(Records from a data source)
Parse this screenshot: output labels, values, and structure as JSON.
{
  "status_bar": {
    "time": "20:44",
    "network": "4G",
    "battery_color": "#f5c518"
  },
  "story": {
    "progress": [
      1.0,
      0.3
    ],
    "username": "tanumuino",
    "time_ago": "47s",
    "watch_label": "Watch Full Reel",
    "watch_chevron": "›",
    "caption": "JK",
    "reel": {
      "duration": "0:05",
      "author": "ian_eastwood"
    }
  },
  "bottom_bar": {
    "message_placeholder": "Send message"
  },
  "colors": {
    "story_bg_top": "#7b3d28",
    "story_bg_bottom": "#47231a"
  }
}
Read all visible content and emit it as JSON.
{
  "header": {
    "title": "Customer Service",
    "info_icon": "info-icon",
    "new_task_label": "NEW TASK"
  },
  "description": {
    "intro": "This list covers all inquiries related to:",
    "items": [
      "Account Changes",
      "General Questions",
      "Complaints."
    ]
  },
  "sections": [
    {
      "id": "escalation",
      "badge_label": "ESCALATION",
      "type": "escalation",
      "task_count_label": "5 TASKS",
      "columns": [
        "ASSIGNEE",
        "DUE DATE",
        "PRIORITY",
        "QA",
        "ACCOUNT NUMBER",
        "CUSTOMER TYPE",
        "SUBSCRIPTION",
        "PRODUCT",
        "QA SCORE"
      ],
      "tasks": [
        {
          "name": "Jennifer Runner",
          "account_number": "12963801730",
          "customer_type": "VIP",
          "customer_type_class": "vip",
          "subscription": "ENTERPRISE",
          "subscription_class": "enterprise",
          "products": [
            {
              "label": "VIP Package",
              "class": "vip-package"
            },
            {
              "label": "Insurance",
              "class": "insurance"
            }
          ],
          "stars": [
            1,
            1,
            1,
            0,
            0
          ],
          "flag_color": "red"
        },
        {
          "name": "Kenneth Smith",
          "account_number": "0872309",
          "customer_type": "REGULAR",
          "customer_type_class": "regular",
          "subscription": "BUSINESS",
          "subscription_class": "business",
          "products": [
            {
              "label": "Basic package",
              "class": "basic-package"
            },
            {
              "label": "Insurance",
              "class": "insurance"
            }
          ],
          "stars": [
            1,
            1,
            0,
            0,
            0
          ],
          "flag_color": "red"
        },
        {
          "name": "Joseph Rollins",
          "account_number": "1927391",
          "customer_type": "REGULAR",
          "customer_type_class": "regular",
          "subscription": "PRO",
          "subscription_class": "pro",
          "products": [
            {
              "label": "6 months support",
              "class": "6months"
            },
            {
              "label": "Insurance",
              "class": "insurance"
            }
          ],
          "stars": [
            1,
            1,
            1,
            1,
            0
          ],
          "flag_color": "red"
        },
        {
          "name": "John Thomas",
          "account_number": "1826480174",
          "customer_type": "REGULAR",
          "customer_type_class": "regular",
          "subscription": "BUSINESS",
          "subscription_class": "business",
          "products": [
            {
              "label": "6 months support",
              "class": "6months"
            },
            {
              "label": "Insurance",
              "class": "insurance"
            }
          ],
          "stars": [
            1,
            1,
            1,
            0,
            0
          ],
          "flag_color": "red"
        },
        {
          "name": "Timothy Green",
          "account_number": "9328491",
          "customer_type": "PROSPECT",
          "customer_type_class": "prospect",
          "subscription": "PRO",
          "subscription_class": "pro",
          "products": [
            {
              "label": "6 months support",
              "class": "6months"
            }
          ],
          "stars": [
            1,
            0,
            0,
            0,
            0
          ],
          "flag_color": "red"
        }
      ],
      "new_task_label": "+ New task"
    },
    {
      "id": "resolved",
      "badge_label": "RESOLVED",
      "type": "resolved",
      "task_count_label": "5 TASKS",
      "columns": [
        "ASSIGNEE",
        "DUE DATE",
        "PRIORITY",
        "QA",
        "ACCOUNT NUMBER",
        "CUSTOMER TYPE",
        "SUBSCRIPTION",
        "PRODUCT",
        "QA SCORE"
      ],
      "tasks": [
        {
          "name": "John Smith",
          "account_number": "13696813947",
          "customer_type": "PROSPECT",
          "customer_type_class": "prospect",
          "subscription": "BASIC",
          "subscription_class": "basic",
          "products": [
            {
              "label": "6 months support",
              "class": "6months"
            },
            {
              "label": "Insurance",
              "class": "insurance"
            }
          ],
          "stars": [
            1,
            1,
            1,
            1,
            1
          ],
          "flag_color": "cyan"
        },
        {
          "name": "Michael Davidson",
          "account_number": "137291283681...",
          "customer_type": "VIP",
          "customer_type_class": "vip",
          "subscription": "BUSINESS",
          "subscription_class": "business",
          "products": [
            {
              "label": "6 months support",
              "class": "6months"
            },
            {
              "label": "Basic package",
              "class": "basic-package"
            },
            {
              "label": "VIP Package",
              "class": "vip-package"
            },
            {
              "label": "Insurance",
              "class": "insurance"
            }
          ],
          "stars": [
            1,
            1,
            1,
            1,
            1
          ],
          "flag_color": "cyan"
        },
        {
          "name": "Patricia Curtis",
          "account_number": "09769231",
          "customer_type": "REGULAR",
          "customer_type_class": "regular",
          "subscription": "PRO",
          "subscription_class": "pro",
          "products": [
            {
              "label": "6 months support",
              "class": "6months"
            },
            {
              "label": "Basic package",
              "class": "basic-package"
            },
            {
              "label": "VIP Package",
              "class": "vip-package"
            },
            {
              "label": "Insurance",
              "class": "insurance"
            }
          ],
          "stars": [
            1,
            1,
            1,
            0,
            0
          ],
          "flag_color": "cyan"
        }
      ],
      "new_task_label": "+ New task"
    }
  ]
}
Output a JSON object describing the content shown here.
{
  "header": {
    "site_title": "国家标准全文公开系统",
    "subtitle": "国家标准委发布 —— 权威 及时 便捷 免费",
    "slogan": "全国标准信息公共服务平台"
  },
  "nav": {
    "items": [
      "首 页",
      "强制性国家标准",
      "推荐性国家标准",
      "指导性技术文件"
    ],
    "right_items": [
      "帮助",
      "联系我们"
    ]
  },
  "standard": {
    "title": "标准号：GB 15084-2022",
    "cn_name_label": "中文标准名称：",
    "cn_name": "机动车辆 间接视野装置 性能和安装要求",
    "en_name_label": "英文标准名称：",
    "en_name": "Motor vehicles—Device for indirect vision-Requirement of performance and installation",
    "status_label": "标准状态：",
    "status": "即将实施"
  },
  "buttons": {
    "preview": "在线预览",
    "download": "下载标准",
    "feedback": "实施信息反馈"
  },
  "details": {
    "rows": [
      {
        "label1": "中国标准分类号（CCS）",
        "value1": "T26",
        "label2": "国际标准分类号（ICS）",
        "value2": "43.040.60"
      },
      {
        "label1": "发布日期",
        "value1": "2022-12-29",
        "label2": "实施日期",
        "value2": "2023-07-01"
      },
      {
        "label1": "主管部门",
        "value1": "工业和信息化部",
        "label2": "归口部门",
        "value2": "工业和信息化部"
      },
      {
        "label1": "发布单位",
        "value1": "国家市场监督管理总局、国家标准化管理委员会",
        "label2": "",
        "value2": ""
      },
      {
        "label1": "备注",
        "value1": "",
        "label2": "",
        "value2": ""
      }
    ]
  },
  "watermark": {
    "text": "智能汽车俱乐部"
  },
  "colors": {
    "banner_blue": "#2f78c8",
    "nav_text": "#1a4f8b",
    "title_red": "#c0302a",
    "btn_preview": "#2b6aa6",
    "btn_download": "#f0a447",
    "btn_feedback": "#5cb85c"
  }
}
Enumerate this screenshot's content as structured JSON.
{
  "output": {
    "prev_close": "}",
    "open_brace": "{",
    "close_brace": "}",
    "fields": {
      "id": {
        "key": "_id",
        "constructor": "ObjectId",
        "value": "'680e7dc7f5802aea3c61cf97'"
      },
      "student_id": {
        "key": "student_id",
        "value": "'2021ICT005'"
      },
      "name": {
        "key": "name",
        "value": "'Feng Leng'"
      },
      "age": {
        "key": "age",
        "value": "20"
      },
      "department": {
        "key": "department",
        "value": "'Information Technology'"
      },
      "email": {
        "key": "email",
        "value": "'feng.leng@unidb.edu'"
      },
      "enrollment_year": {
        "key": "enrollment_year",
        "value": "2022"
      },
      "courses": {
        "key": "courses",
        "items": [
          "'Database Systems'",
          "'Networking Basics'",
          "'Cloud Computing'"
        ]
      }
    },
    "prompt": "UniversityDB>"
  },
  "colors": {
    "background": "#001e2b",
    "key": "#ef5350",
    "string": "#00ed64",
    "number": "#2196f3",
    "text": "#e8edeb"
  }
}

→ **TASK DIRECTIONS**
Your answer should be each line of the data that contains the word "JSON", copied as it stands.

→ **FINAL ANSWER**
Parse this screenshot: output labels, values, and structure as JSON.
Read all visible content and emit it as JSON.
Output a JSON object describing the content shown here.
Enumerate this screenshot's content as structured JSON.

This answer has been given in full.